ASSIGNMENT: Which lines of the listing hold the string "Подпов"? Show each of them.

▬▬▬▬▬▬

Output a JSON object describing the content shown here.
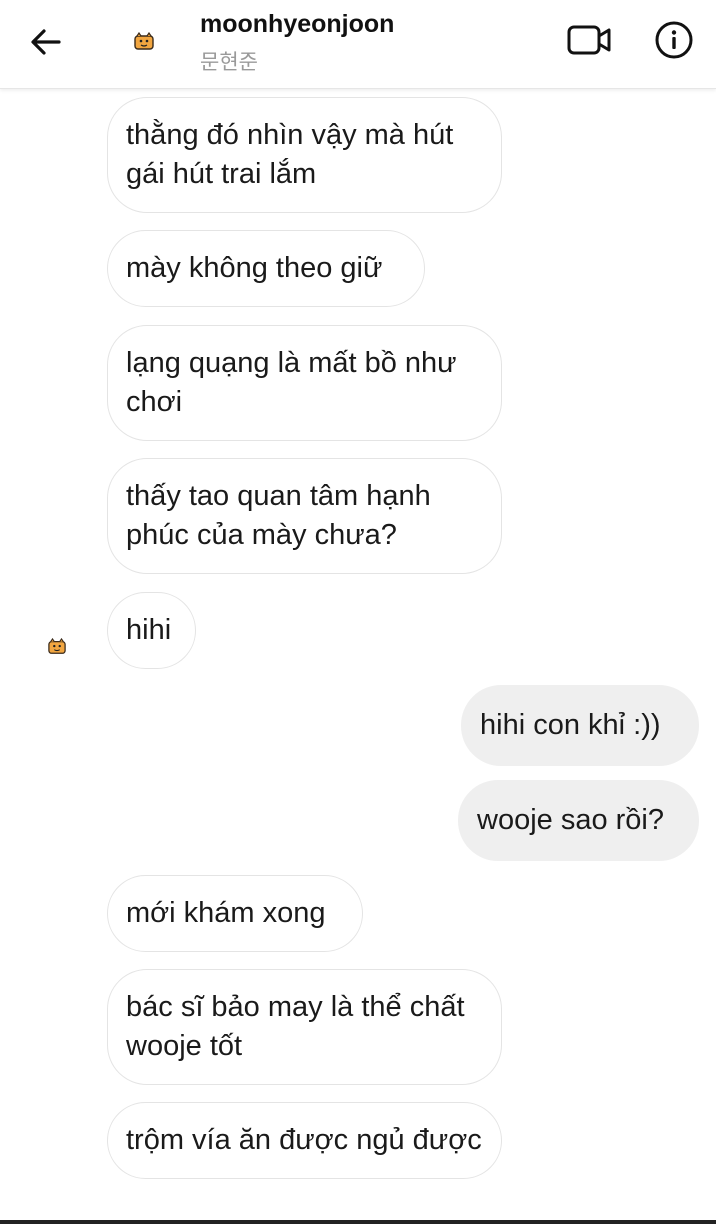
{
  "header": {
    "back_icon": "arrow-left-icon",
    "username": "moonhyeonjoon",
    "display_name": "문현준",
    "avatar_icon": "tiger-sticker-avatar",
    "video_icon": "video-camera-icon",
    "info_icon": "info-circle-icon"
  },
  "messages": [
    {
      "direction": "received",
      "text": "thằng đó nhìn vậy mà hút gái hút trai lắm"
    },
    {
      "direction": "received",
      "text": "mày không theo giữ"
    },
    {
      "direction": "received",
      "text": "lạng quạng là mất bồ như chơi"
    },
    {
      "direction": "received",
      "text": "thấy tao quan tâm hạnh phúc của mày chưa?"
    },
    {
      "direction": "received",
      "text": "hihi"
    },
    {
      "direction": "sent",
      "text": "hihi con khỉ :))"
    },
    {
      "direction": "sent",
      "text": "wooje sao rồi?"
    },
    {
      "direction": "received",
      "text": "mới khám xong"
    },
    {
      "direction": "received",
      "text": "bác sĩ bảo may là thể chất wooje tốt"
    },
    {
      "direction": "received",
      "text": "trộm vía ăn được ngủ được"
    }
  ],
  "colors": {
    "received_bubble_bg": "#ffffff",
    "received_bubble_border": "#e4e4e4",
    "sent_bubble_bg": "#efefef",
    "text": "#1a1a1a",
    "subtext": "#9a9a9a"
  }
}
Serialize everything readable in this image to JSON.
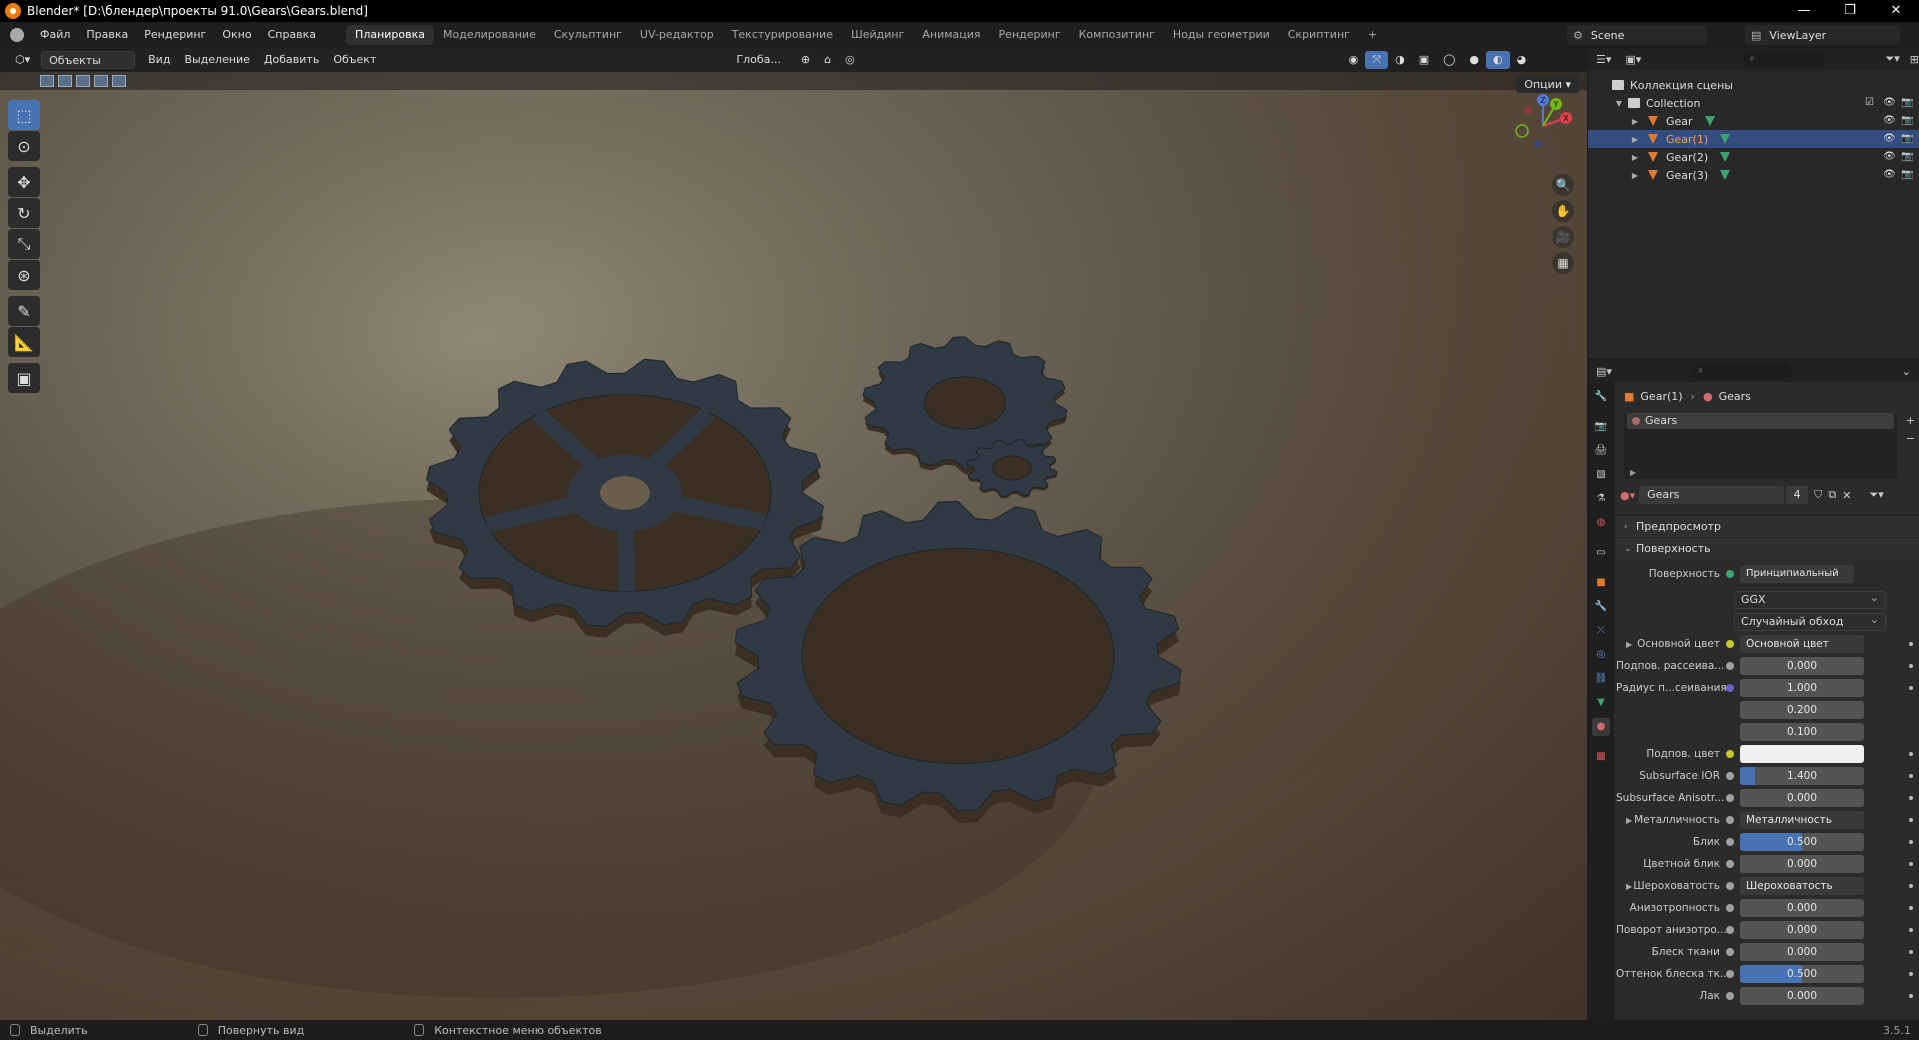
{
  "window": {
    "title": "Blender* [D:\\блендер\\проекты 91.0\\Gears\\Gears.blend]",
    "minimize": "—",
    "restore": "❐",
    "close": "✕"
  },
  "menu": [
    "Файл",
    "Правка",
    "Рендеринг",
    "Окно",
    "Справка"
  ],
  "workspaces": [
    "Планировка",
    "Моделирование",
    "Скульптинг",
    "UV-редактор",
    "Текстурирование",
    "Шейдинг",
    "Анимация",
    "Рендеринг",
    "Композитинг",
    "Ноды геометрии",
    "Скриптинг"
  ],
  "workspace_add": "+",
  "scene": {
    "name": "Scene",
    "view_layer": "ViewLayer"
  },
  "viewport": {
    "mode": "Объекты",
    "menus": [
      "Вид",
      "Выделение",
      "Добавить",
      "Объект"
    ],
    "transform_orientation": "Глоба...",
    "options": "Опции",
    "gizmo": {
      "x": "X",
      "y": "Y",
      "z": "Z"
    }
  },
  "tools": [
    "select-box",
    "cursor",
    "move",
    "rotate",
    "scale",
    "transform",
    "annotate",
    "measure",
    "add-cube"
  ],
  "outliner": {
    "root": "Коллекция сцены",
    "collection": "Collection",
    "objects": [
      {
        "name": "Gear",
        "selected": false
      },
      {
        "name": "Gear(1)",
        "selected": true
      },
      {
        "name": "Gear(2)",
        "selected": false
      },
      {
        "name": "Gear(3)",
        "selected": false
      }
    ]
  },
  "properties": {
    "breadcrumb": {
      "object": "Gear(1)",
      "material": "Gears"
    },
    "slot": "Gears",
    "material": {
      "name": "Gears",
      "users": "4"
    },
    "sections": {
      "preview": "Предпросмотр",
      "surface": "Поверхность"
    },
    "surface_label": "Поверхность",
    "surface_value": "Принципиальный BSDF",
    "distribution": "GGX",
    "subsurface_method": "Случайный обход",
    "rows": [
      {
        "label": "Основной цвет",
        "value": "Основной цвет",
        "type": "link",
        "sock": "#c7c729",
        "exp": true
      },
      {
        "label": "Подпов. рассеива...",
        "value": "0.000",
        "type": "num",
        "sock": "#a1a1a1",
        "fill": 0
      },
      {
        "label": "Радиус п...сеивания",
        "value": "1.000",
        "type": "num",
        "sock": "#6363c7",
        "fill": 0
      },
      {
        "label": "",
        "value": "0.200",
        "type": "num",
        "sock": "",
        "fill": 0
      },
      {
        "label": "",
        "value": "0.100",
        "type": "num",
        "sock": "",
        "fill": 0
      },
      {
        "label": "Подпов. цвет",
        "value": "",
        "type": "color",
        "sock": "#c7c729"
      },
      {
        "label": "Subsurface IOR",
        "value": "1.400",
        "type": "num",
        "sock": "#a1a1a1",
        "fill": 0.12
      },
      {
        "label": "Subsurface Anisotr...",
        "value": "0.000",
        "type": "num",
        "sock": "#a1a1a1",
        "fill": 0
      },
      {
        "label": "Металличность",
        "value": "Металличность",
        "type": "link",
        "sock": "#a1a1a1",
        "exp": true
      },
      {
        "label": "Блик",
        "value": "0.500",
        "type": "num",
        "sock": "#a1a1a1",
        "fill": 0.5
      },
      {
        "label": "Цветной блик",
        "value": "0.000",
        "type": "num",
        "sock": "#a1a1a1",
        "fill": 0
      },
      {
        "label": "Шероховатость",
        "value": "Шероховатость",
        "type": "link",
        "sock": "#a1a1a1",
        "exp": true
      },
      {
        "label": "Анизотропность",
        "value": "0.000",
        "type": "num",
        "sock": "#a1a1a1",
        "fill": 0
      },
      {
        "label": "Поворот анизотро...",
        "value": "0.000",
        "type": "num",
        "sock": "#a1a1a1",
        "fill": 0
      },
      {
        "label": "Блеск ткани",
        "value": "0.000",
        "type": "num",
        "sock": "#a1a1a1",
        "fill": 0
      },
      {
        "label": "Оттенок блеска тк...",
        "value": "0.500",
        "type": "num",
        "sock": "#a1a1a1",
        "fill": 0.5
      },
      {
        "label": "Лак",
        "value": "0.000",
        "type": "num",
        "sock": "#a1a1a1",
        "fill": 0
      }
    ]
  },
  "status": {
    "select": "Выделить",
    "rotate": "Повернуть вид",
    "context": "Контекстное меню объектов",
    "version": "3.5.1"
  }
}
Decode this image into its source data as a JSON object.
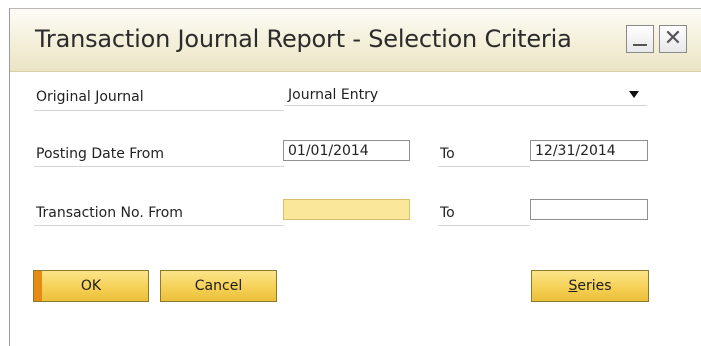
{
  "window": {
    "title": "Transaction Journal Report - Selection Criteria"
  },
  "form": {
    "original_journal": {
      "label": "Original Journal",
      "value": "Journal Entry"
    },
    "posting_date": {
      "label": "Posting Date From",
      "from_value": "01/01/2014",
      "to_label": "To",
      "to_value": "12/31/2014"
    },
    "transaction_no": {
      "label": "Transaction No. From",
      "from_value": "",
      "to_label": "To",
      "to_value": ""
    }
  },
  "buttons": {
    "ok": "OK",
    "cancel": "Cancel",
    "series_first": "S",
    "series_rest": "eries"
  },
  "colors": {
    "button_yellow": "#f5cf52",
    "active_field": "#fbe79a",
    "ok_accent": "#e58a12"
  }
}
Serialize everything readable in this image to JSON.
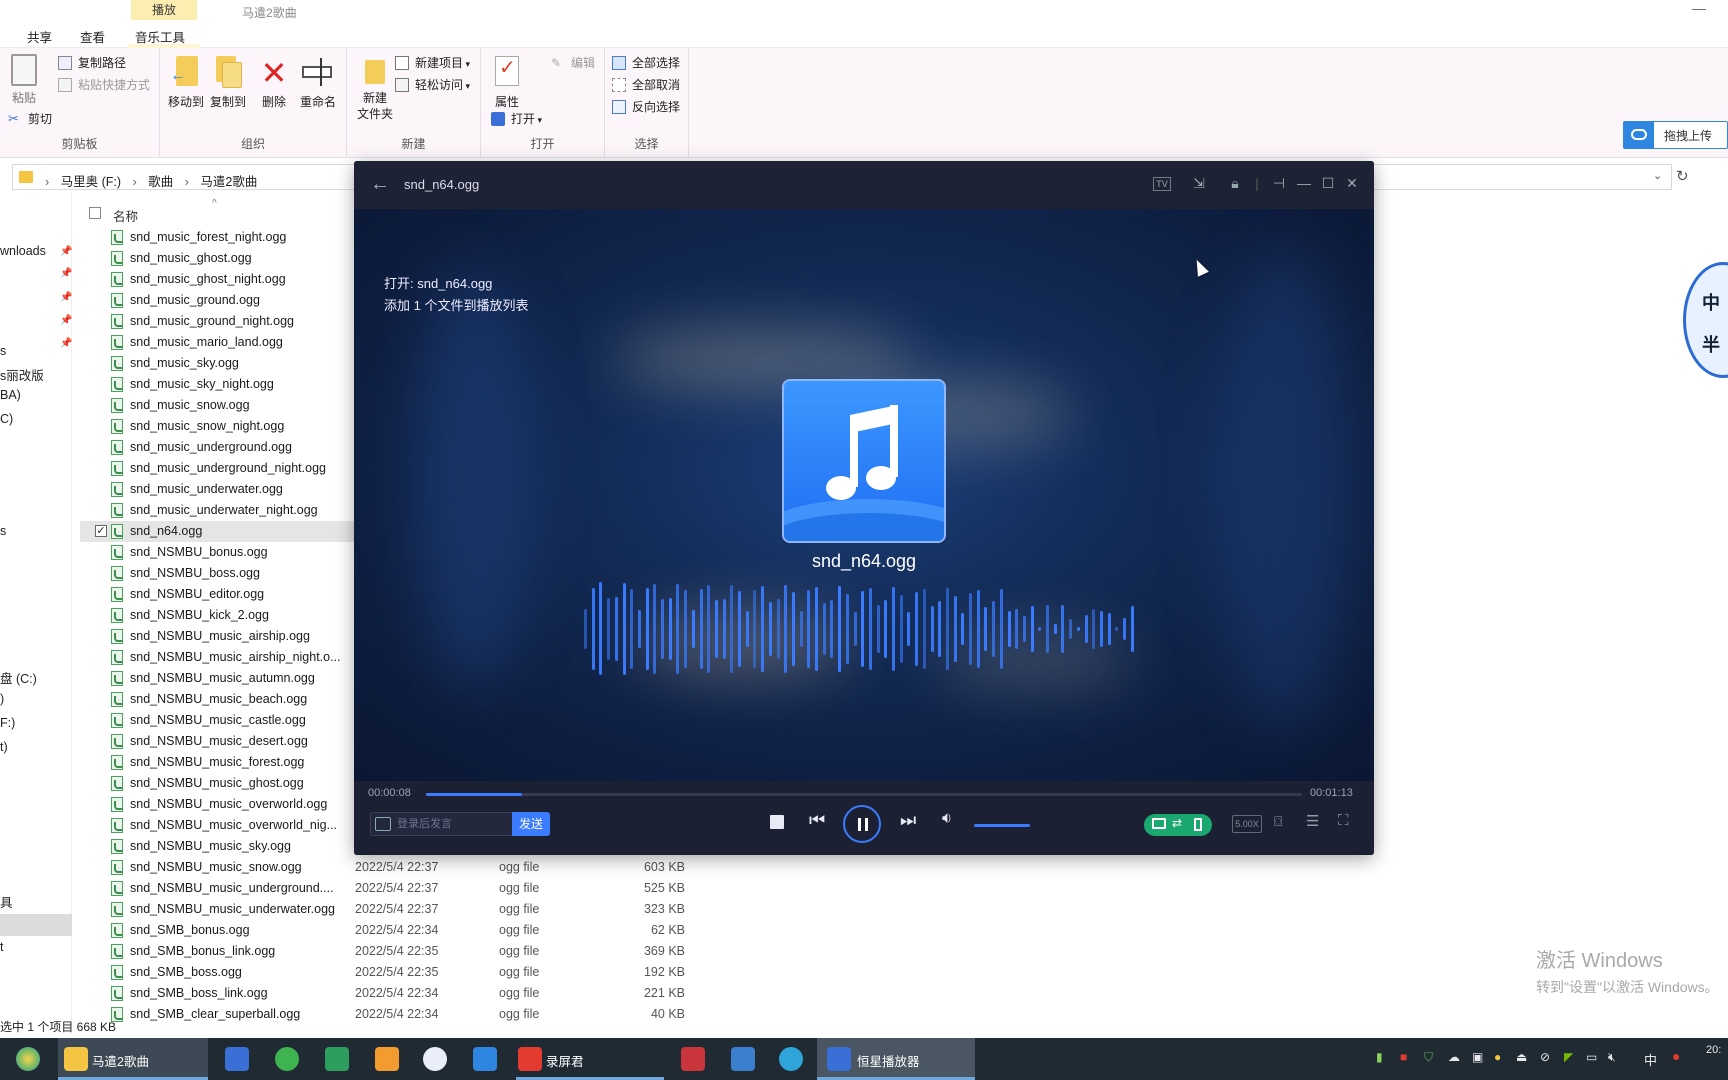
{
  "explorer": {
    "title": "马遣2歌曲",
    "context_tab": "播放",
    "tabs": [
      "共享",
      "查看",
      "音乐工具"
    ],
    "ribbon": {
      "clipboard": {
        "paste": "粘贴",
        "copy_path": "复制路径",
        "paste_shortcut": "粘贴快捷方式",
        "cut": "剪切",
        "label": "剪贴板"
      },
      "organize": {
        "move_to": "移动到",
        "copy_to": "复制到",
        "delete": "删除",
        "rename": "重命名",
        "label": "组织"
      },
      "new": {
        "new_folder_1": "新建",
        "new_folder_2": "文件夹",
        "new_item": "新建项目",
        "easy_access": "轻松访问",
        "label": "新建"
      },
      "open": {
        "properties": "属性",
        "open": "打开",
        "edit": "编辑",
        "label": "打开"
      },
      "select": {
        "select_all": "全部选择",
        "select_none": "全部取消",
        "invert": "反向选择",
        "label": "选择"
      },
      "upload": "拖拽上传"
    },
    "breadcrumb": [
      "马里奥 (F:)",
      "歌曲",
      "马遣2歌曲"
    ],
    "left_panel": [
      "wnloads",
      "s",
      "s丽改版",
      "BA)",
      "C)",
      "s",
      "盘 (C:)",
      ")",
      "F:)",
      "t)",
      "具",
      "t"
    ],
    "column_name": "名称",
    "files": [
      {
        "name": "snd_music_forest_night.ogg",
        "date": "",
        "type": "",
        "size": ""
      },
      {
        "name": "snd_music_ghost.ogg",
        "date": "",
        "type": "",
        "size": ""
      },
      {
        "name": "snd_music_ghost_night.ogg",
        "date": "",
        "type": "",
        "size": ""
      },
      {
        "name": "snd_music_ground.ogg",
        "date": "",
        "type": "",
        "size": ""
      },
      {
        "name": "snd_music_ground_night.ogg",
        "date": "",
        "type": "",
        "size": ""
      },
      {
        "name": "snd_music_mario_land.ogg",
        "date": "",
        "type": "",
        "size": ""
      },
      {
        "name": "snd_music_sky.ogg",
        "date": "",
        "type": "",
        "size": ""
      },
      {
        "name": "snd_music_sky_night.ogg",
        "date": "",
        "type": "",
        "size": ""
      },
      {
        "name": "snd_music_snow.ogg",
        "date": "",
        "type": "",
        "size": ""
      },
      {
        "name": "snd_music_snow_night.ogg",
        "date": "",
        "type": "",
        "size": ""
      },
      {
        "name": "snd_music_underground.ogg",
        "date": "",
        "type": "",
        "size": ""
      },
      {
        "name": "snd_music_underground_night.ogg",
        "date": "",
        "type": "",
        "size": ""
      },
      {
        "name": "snd_music_underwater.ogg",
        "date": "",
        "type": "",
        "size": ""
      },
      {
        "name": "snd_music_underwater_night.ogg",
        "date": "",
        "type": "",
        "size": ""
      },
      {
        "name": "snd_n64.ogg",
        "date": "",
        "type": "",
        "size": "",
        "selected": true
      },
      {
        "name": "snd_NSMBU_bonus.ogg",
        "date": "",
        "type": "",
        "size": ""
      },
      {
        "name": "snd_NSMBU_boss.ogg",
        "date": "",
        "type": "",
        "size": ""
      },
      {
        "name": "snd_NSMBU_editor.ogg",
        "date": "",
        "type": "",
        "size": ""
      },
      {
        "name": "snd_NSMBU_kick_2.ogg",
        "date": "",
        "type": "",
        "size": ""
      },
      {
        "name": "snd_NSMBU_music_airship.ogg",
        "date": "",
        "type": "",
        "size": ""
      },
      {
        "name": "snd_NSMBU_music_airship_night.o...",
        "date": "",
        "type": "",
        "size": ""
      },
      {
        "name": "snd_NSMBU_music_autumn.ogg",
        "date": "",
        "type": "",
        "size": ""
      },
      {
        "name": "snd_NSMBU_music_beach.ogg",
        "date": "",
        "type": "",
        "size": ""
      },
      {
        "name": "snd_NSMBU_music_castle.ogg",
        "date": "",
        "type": "",
        "size": ""
      },
      {
        "name": "snd_NSMBU_music_desert.ogg",
        "date": "",
        "type": "",
        "size": ""
      },
      {
        "name": "snd_NSMBU_music_forest.ogg",
        "date": "",
        "type": "",
        "size": ""
      },
      {
        "name": "snd_NSMBU_music_ghost.ogg",
        "date": "",
        "type": "",
        "size": ""
      },
      {
        "name": "snd_NSMBU_music_overworld.ogg",
        "date": "",
        "type": "",
        "size": ""
      },
      {
        "name": "snd_NSMBU_music_overworld_nig...",
        "date": "",
        "type": "",
        "size": ""
      },
      {
        "name": "snd_NSMBU_music_sky.ogg",
        "date": "",
        "type": "",
        "size": ""
      },
      {
        "name": "snd_NSMBU_music_snow.ogg",
        "date": "2022/5/4 22:37",
        "type": "ogg file",
        "size": "603 KB"
      },
      {
        "name": "snd_NSMBU_music_underground....",
        "date": "2022/5/4 22:37",
        "type": "ogg file",
        "size": "525 KB"
      },
      {
        "name": "snd_NSMBU_music_underwater.ogg",
        "date": "2022/5/4 22:37",
        "type": "ogg file",
        "size": "323 KB"
      },
      {
        "name": "snd_SMB_bonus.ogg",
        "date": "2022/5/4 22:34",
        "type": "ogg file",
        "size": "62 KB"
      },
      {
        "name": "snd_SMB_bonus_link.ogg",
        "date": "2022/5/4 22:35",
        "type": "ogg file",
        "size": "369 KB"
      },
      {
        "name": "snd_SMB_boss.ogg",
        "date": "2022/5/4 22:35",
        "type": "ogg file",
        "size": "192 KB"
      },
      {
        "name": "snd_SMB_boss_link.ogg",
        "date": "2022/5/4 22:34",
        "type": "ogg file",
        "size": "221 KB"
      },
      {
        "name": "snd_SMB_clear_superball.ogg",
        "date": "2022/5/4 22:34",
        "type": "ogg file",
        "size": "40 KB"
      }
    ],
    "status": "选中 1 个项目  668 KB"
  },
  "player": {
    "title": "snd_n64.ogg",
    "osd_line1": "打开: snd_n64.ogg",
    "osd_line2": "添加 1 个文件到播放列表",
    "track_name": "snd_n64.ogg",
    "time_current": "00:00:08",
    "time_total": "00:01:13",
    "progress": 0.11,
    "volume": 1.0,
    "danmaku_placeholder": "登录后发言",
    "send": "发送",
    "speed": "5.00X",
    "accent": "#3a7bff"
  },
  "watermark": {
    "line1": "激活 Windows",
    "line2": "转到\"设置\"以激活 Windows。"
  },
  "sticker": {
    "chars": [
      "中",
      "半"
    ]
  },
  "taskbar": {
    "items": [
      {
        "label": "马遣2歌曲"
      },
      {
        "label": "录屏君"
      },
      {
        "label": "恒星播放器"
      }
    ],
    "ime": "中",
    "clock_part": "20:"
  }
}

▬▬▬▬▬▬

TASK ANSWER:
        "label": "Подпов. рассеива...",
        "label": "Подпов. цвет",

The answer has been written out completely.